The Joint Commission believes there is a problem with alarms and issued a National Patient Safety Goal which went into affect the first of January, 2014. Basically, the Joint Commission is requiring that hospitals "improve the safety of their clinical alarm systems." This is important to anesthesia because hospitals will probably enact policies anesthesia is required to follow. These new policies will go into effect by January 1, 2016 and likely include sanctions if they are not followed. Unfortunately, alarm policies usually apply most directly to locations where a professional provider isn't standing right next the the equipment like we are in the OR. Alarms are often intended to call a provider to check on whatever is being monitored. If you don't want to be ruled by alarm policies intended for the masses in the rest of the hospital now is the time to become involved in the development of policies on alarms. The Joint Commission requires that there be input on these policies from, "medical staff and clinical departments." The complete Joint Commission R3 Report on alarm safety is only about 2.5 pages long and available online.

This is important to anesthesia because hospitals will probably enact policies anesthesia is required to follow.

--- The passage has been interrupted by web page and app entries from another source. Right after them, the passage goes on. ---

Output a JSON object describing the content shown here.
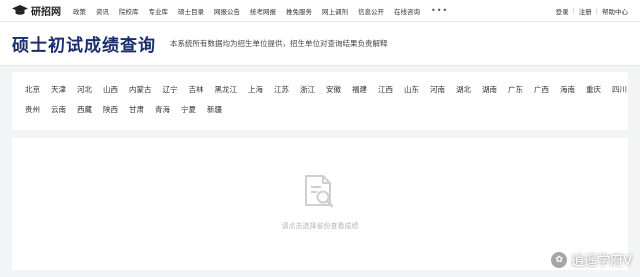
{
  "nav": {
    "logo_text": "研招网",
    "items": [
      "政策",
      "资讯",
      "院校库",
      "专业库",
      "硕士目录",
      "网报公告",
      "统考网报",
      "推免服务",
      "网上调剂",
      "信息公开",
      "在线咨询"
    ],
    "more": "•••",
    "user_links": [
      "登录",
      "注册",
      "帮助中心"
    ]
  },
  "header": {
    "title": "硕士初试成绩查询",
    "description": "本系统所有数据均为招生单位提供，招生单位对查询结果负责解释"
  },
  "regions": {
    "row1": [
      "北京",
      "天津",
      "河北",
      "山西",
      "内蒙古",
      "辽宁",
      "吉林",
      "黑龙江",
      "上海",
      "江苏",
      "浙江",
      "安徽",
      "福建",
      "江西",
      "山东",
      "河南",
      "湖北",
      "湖南",
      "广东",
      "广西",
      "海南",
      "重庆",
      "四川"
    ],
    "row2": [
      "贵州",
      "云南",
      "西藏",
      "陕西",
      "甘肃",
      "青海",
      "宁夏",
      "新疆"
    ]
  },
  "empty_state": {
    "text": "请点击选择省份查看成绩",
    "icon": "document-search-icon"
  },
  "watermark": {
    "text": "逍遥学府V"
  }
}
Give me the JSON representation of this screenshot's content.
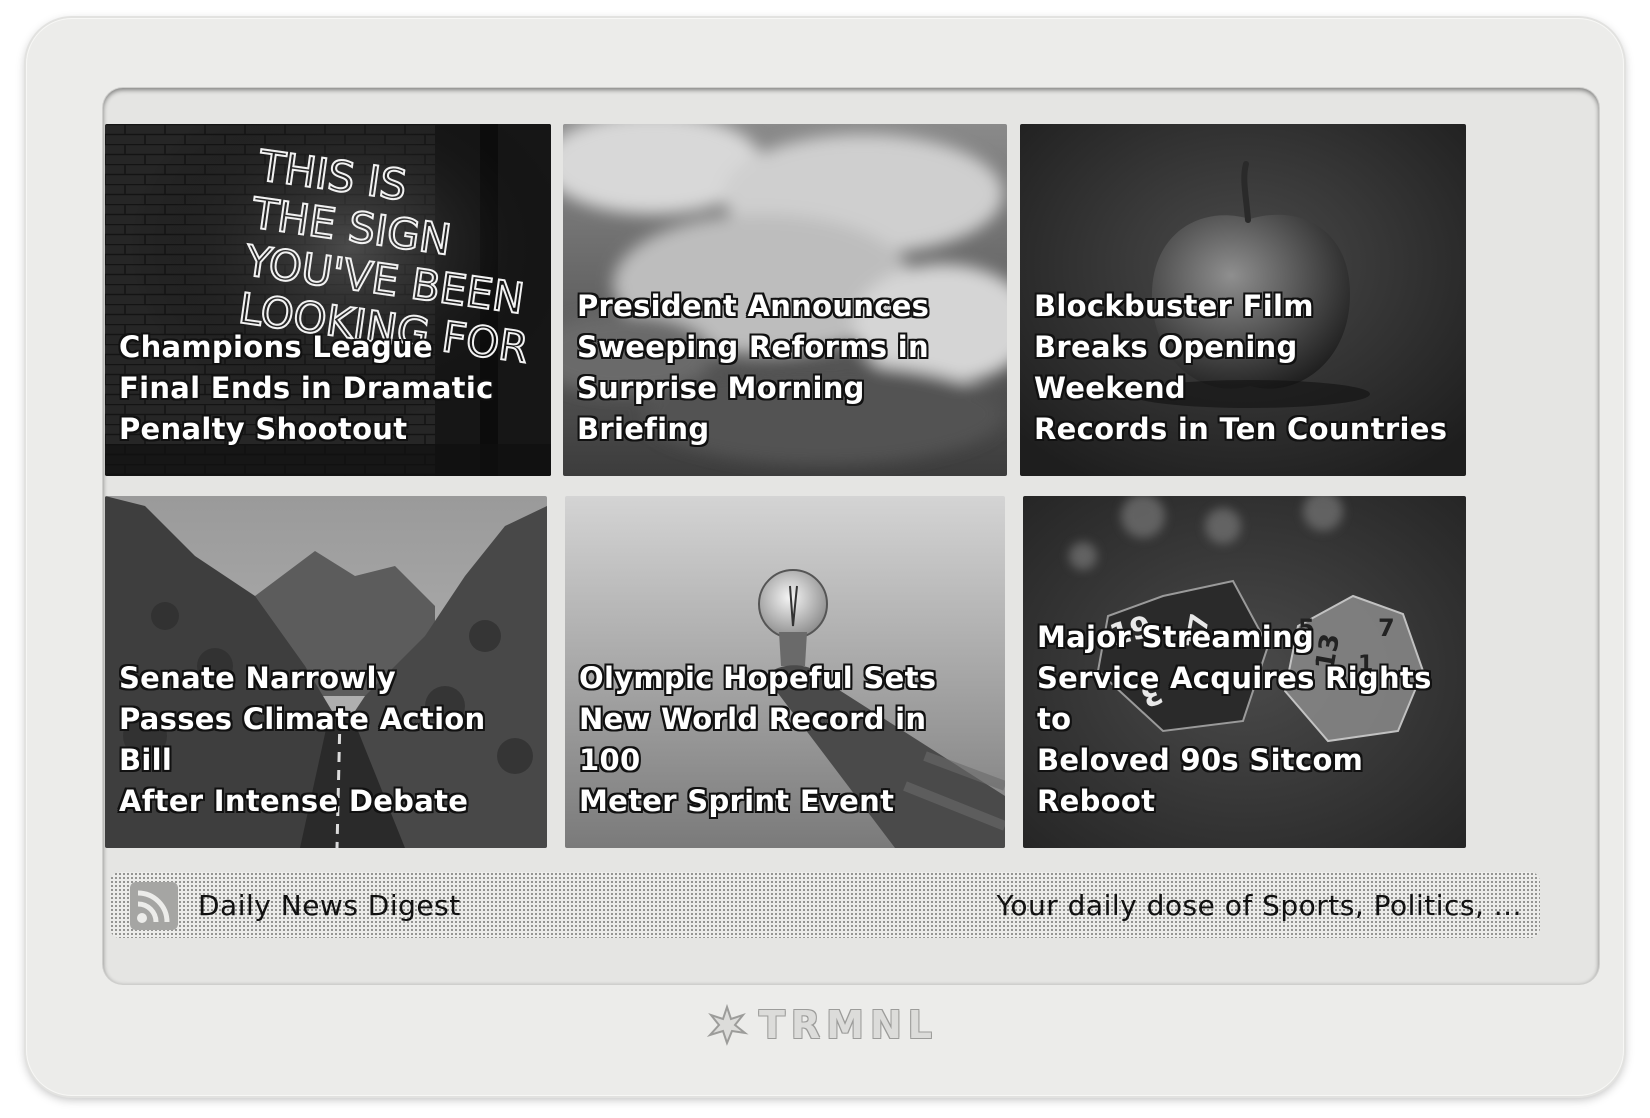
{
  "tiles": [
    {
      "headline": "Champions League\nFinal Ends in Dramatic\nPenalty Shootout",
      "image": "neon-sign-brick-wall",
      "neon_text": [
        "THIS IS",
        "THE SIGN",
        "YOU'VE BEEN",
        "LOOKING FOR"
      ]
    },
    {
      "headline": "President Announces\nSweeping Reforms in\nSurprise Morning Briefing",
      "image": "cloudy-sky"
    },
    {
      "headline": "Blockbuster Film\nBreaks Opening Weekend\nRecords in Ten Countries",
      "image": "apple"
    },
    {
      "headline": "Senate Narrowly\nPasses Climate Action Bill\nAfter Intense Debate",
      "image": "canyon-road"
    },
    {
      "headline": "Olympic Hopeful Sets\nNew World Record in 100\nMeter Sprint Event",
      "image": "hand-holding-lightbulb"
    },
    {
      "headline": "Major Streaming\nService Acquires Rights to\nBeloved 90s Sitcom Reboot",
      "image": "dice",
      "dice_numbers": [
        "19",
        "3",
        "17",
        "5",
        "13",
        "7",
        "1"
      ]
    }
  ],
  "footer": {
    "icon": "rss-icon",
    "title": "Daily News Digest",
    "description": "Your daily dose of Sports, Politics, ..."
  },
  "brand": {
    "name": "TRMNL",
    "icon": "trmnl-logo-icon"
  }
}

Fierce Healthcare has reported that there are an average of 350 alarms per ICU patient per day. Missing from this discussion is how many of those alarms were clinically important and how many were nuisance alarms. Also not considered were how the alarms were set. Were they set based upon perceived institutional liability if there wasn't an alarm, or were alarms set in ways that alerted clinicians about things they needed to know? In a Boston University study resetting the alarm limits for HR to limits defined as a "clinical crisis" reduced alarms by 89% without any harm to patients. (J Cardiovasc Nurs. 2013 Dec 19. [Epub ahead of print].) In the OR with an anesthesia provider continuously attending to each patient some would argue that alarms can and should be set even more conservatively - and alarm much more quietly.